EXERCISE DIRECTIONS:
Below is a set of entries; copy all of them exactly.

MATERIAL SUPPLIED:
☆ ☆ ☆ ☆ ☆ ☆ ☆

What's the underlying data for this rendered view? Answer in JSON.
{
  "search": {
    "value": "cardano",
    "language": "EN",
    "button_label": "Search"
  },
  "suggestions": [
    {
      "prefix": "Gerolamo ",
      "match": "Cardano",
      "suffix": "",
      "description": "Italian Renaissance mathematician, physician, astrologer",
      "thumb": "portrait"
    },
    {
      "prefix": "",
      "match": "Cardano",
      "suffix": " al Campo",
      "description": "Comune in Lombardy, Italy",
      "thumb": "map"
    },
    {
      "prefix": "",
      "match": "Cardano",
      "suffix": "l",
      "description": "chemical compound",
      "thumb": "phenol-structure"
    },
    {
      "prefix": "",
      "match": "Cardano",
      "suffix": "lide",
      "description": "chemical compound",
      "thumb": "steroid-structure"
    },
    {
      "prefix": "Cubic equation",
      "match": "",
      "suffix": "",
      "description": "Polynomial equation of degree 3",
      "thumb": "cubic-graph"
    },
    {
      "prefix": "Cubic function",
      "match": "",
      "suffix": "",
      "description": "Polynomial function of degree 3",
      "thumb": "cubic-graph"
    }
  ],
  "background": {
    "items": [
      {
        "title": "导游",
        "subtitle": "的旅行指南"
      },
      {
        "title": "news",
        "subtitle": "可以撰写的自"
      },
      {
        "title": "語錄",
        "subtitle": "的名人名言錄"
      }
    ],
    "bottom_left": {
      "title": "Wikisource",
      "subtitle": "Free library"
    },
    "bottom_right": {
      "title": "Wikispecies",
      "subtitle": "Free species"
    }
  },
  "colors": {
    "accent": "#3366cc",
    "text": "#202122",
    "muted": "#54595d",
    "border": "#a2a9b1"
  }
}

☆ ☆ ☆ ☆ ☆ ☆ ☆

ANSWER TO THE PROBLEM:
What's the underlying data for this rendered view? Answer in JSON.
{
  "search": {
    "value": "cardano",
    "language": "EN",
    "button_label": "Search"
  },
  "suggestions": [
    {
      "prefix": "Gerolamo ",
      "match": "Cardano",
      "suffix": "",
      "description": "Italian Renaissance mathematician, physician, astrologer",
      "thumb": "portrait"
    },
    {
      "prefix": "",
      "match": "Cardano",
      "suffix": " al Campo",
      "description": "Comune in Lombardy, Italy",
      "thumb": "map"
    },
    {
      "prefix": "",
      "match": "Cardano",
      "suffix": "l",
      "description": "chemical compound",
      "thumb": "phenol-structure"
    },
    {
      "prefix": "",
      "match": "Cardano",
      "suffix": "lide",
      "description": "chemical compound",
      "thumb": "steroid-structure"
    },
    {
      "prefix": "Cubic equation",
      "match": "",
      "suffix": "",
      "description": "Polynomial equation of degree 3",
      "thumb": "cubic-graph"
    },
    {
      "prefix": "Cubic function",
      "match": "",
      "suffix": "",
      "description": "Polynomial function of degree 3",
      "thumb": "cubic-graph"
    }
  ],
  "background": {
    "items": [
      {
        "title": "导游",
        "subtitle": "的旅行指南"
      },
      {
        "title": "news",
        "subtitle": "可以撰写的自"
      },
      {
        "title": "語錄",
        "subtitle": "的名人名言錄"
      }
    ],
    "bottom_left": {
      "title": "Wikisource",
      "subtitle": "Free library"
    },
    "bottom_right": {
      "title": "Wikispecies",
      "subtitle": "Free species"
    }
  },
  "colors": {
    "accent": "#3366cc",
    "text": "#202122",
    "muted": "#54595d",
    "border": "#a2a9b1"
  }
}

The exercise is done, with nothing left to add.